A Robot that Automatically Finds and Opens a Door When Charging

A team of engineering students at the University of Cincinnati is building an autonomous robot that can open a door, find the nearest electrical outlet, and charge it without human assistance.

A Robot that Automatically Finds and Opens a Door When Charging

Door - Robot Kryptonite One of the biggest obstacles for robots is the door. Ou Ma is a Professor of Aerospace Engineering at the University of Cincinnati. “Robots can do a lot of things, but getting one of them to open the door and let it go through is a big deal,” said Ma. The team has overcome these challenges in 3D digital modeling, a huge step forward for robotic assistants. These robots could include robots that vacuum and disinfect office buildings, airports, and hospitals. They make up a significant portion of the $27 billion robotics industry.

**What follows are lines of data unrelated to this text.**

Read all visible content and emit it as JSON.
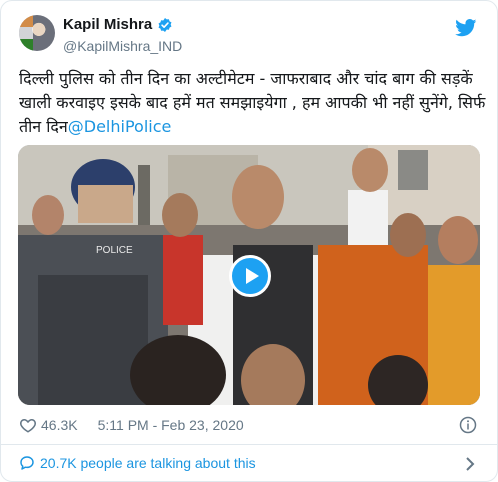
{
  "author": {
    "display_name": "Kapil Mishra",
    "handle": "@KapilMishra_IND",
    "verified": true
  },
  "tweet": {
    "line1": "दिल्ली पुलिस को तीन दिन का अल्टीमेटम - जाफराबाद और चांद बाग की सड़कें",
    "line2": "खाली करवाइए इसके बाद हमें मत समझाइयेगा , हम आपकी भी नहीं सुनेंगे, सिर्फ",
    "line3_prefix": "तीन दिन",
    "mention": "@DelhiPolice"
  },
  "media": {
    "type": "video",
    "play_icon": "play-icon",
    "sign_text": "POLICE"
  },
  "meta": {
    "likes": "46.3K",
    "timestamp": "5:11 PM - Feb 23, 2020"
  },
  "conversation": {
    "label": "20.7K people are talking about this"
  },
  "icons": {
    "verified": "verified-badge-icon",
    "brand": "twitter-bird-icon",
    "like": "heart-icon",
    "info": "info-icon",
    "comments": "speech-bubble-icon",
    "chevron": "chevron-right-icon"
  },
  "colors": {
    "link": "#1b95e0",
    "brand": "#1da1f2",
    "secondary_text": "#657786",
    "border": "#e1e8ed"
  }
}
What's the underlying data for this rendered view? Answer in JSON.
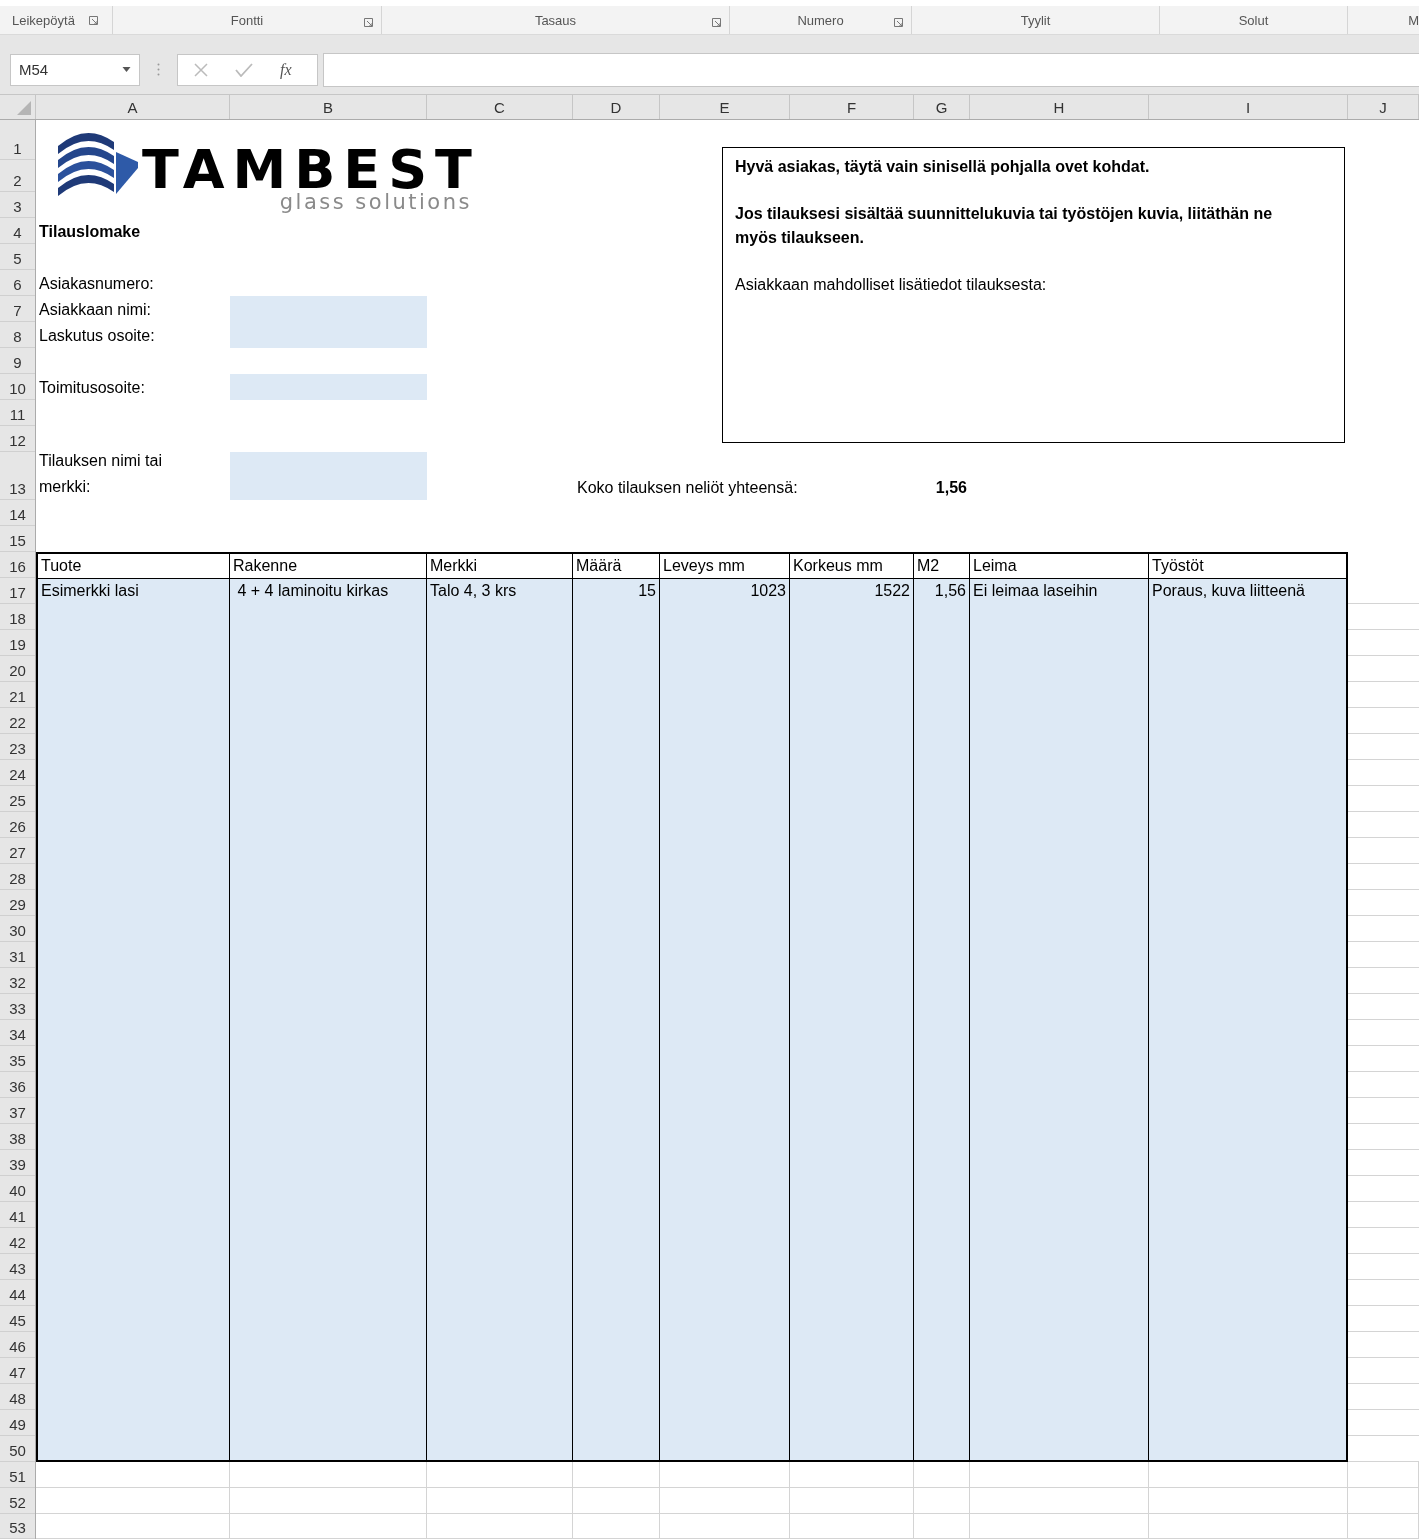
{
  "ribbon_groups": [
    {
      "label": "Leikepöytä",
      "launcher": true
    },
    {
      "label": "Fontti",
      "launcher": true
    },
    {
      "label": "Tasaus",
      "launcher": true
    },
    {
      "label": "Numero",
      "launcher": true
    },
    {
      "label": "Tyylit",
      "launcher": false
    },
    {
      "label": "Solut",
      "launcher": false
    },
    {
      "label": "M",
      "launcher": false
    }
  ],
  "formula_bar": {
    "name_box": "M54",
    "function_button": "fx"
  },
  "sheet": {
    "columns": [
      "A",
      "B",
      "C",
      "D",
      "E",
      "F",
      "G",
      "H",
      "I",
      "J"
    ],
    "row_numbers": [
      "1",
      "2",
      "3",
      "4",
      "5",
      "6",
      "7",
      "8",
      "9",
      "10",
      "11",
      "12",
      "13",
      "14",
      "15",
      "16",
      "17",
      "18",
      "19",
      "20",
      "21",
      "22",
      "23",
      "24",
      "25",
      "26",
      "27",
      "28",
      "29",
      "30",
      "31",
      "32",
      "33",
      "34",
      "35",
      "36",
      "37",
      "38",
      "39",
      "40",
      "41",
      "42",
      "43",
      "44",
      "45",
      "46",
      "47",
      "48",
      "49",
      "50",
      "51",
      "52",
      "53"
    ]
  },
  "logo": {
    "wordmark": "TAMBEST",
    "tagline": "glass solutions"
  },
  "title": "Tilauslomake",
  "form_labels": [
    "Asiakasnumero:",
    "Asiakkaan nimi:",
    "Laskutus osoite:",
    "Toimitusosoite:",
    "Tilauksen nimi tai merkki:"
  ],
  "info_box": [
    {
      "text": "Hyvä asiakas, täytä vain sinisellä pohjalla ovet kohdat.",
      "bold": true
    },
    {
      "text": "Jos tilauksesi sisältää suunnittelukuvia tai työstöjen kuvia, liitäthän ne myös tilaukseen.",
      "bold": true
    },
    {
      "text": "Asiakkaan mahdolliset lisätiedot tilauksesta:",
      "bold": false
    }
  ],
  "total": {
    "label": "Koko tilauksen neliöt yhteensä:",
    "value": "1,56"
  },
  "table": {
    "columns": [
      {
        "label": "Tuote",
        "numeric": false
      },
      {
        "label": "Rakenne",
        "numeric": false
      },
      {
        "label": "Merkki",
        "numeric": false
      },
      {
        "label": "Määrä",
        "numeric": true
      },
      {
        "label": "Leveys mm",
        "numeric": true
      },
      {
        "label": "Korkeus mm",
        "numeric": true
      },
      {
        "label": "M2",
        "numeric": true
      },
      {
        "label": "Leima",
        "numeric": false
      },
      {
        "label": "Työstöt",
        "numeric": false
      }
    ],
    "rows": [
      [
        "Esimerkki lasi",
        " 4 + 4 laminoitu kirkas",
        "Talo 4, 3 krs",
        "15",
        "1023",
        "1522",
        "1,56",
        "Ei leimaa laseihin",
        "Poraus, kuva liitteenä"
      ]
    ]
  }
}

Yufeng Sun is a senior research author and Ph.D. student at the University of California School of Engineering and Applied Sciences. Some researchers have solved the problem by scanning the entire room to create a 3D digital model that allows the robot to find the door, Sun said. However, this is a tedious solution that only applies to scanned rooms.

There are many challenges in developing autonomous robots that open doors on their own. First, it comes in a variety of colors and sizes and has a variety of handles that can be lower or higher. The robot also needs to know how much force it must use to open the door to overcome the resistance. Because many public doors close automatically, the robot may lose its grip and have to start over.

Using Machine Learning

Using machine learning, UCLA students were able to "teach" themselves how to open a door by a robot through trial and error. This means that the robot can correct mistakes on the fly and prepare for real work through simulation. “The robot needs enough data or 'experience' to train,” says Sun. “This is a big problem for other robotics applications that use AI-based approaches to solving real-world problems.”

Sun and UCLA graduate student Sam King transform successful simulation studies into real robots. "The question is how to translate this learned governance policy from simulation to reality, which is often referred to as the Sim2Real problem," Sun said.

Another problem is that digital simulations are typically only 60-70% successful in initial real-world applications. Therefore, Sun plans to spend at least a year perfecting the new autonomous robotic system.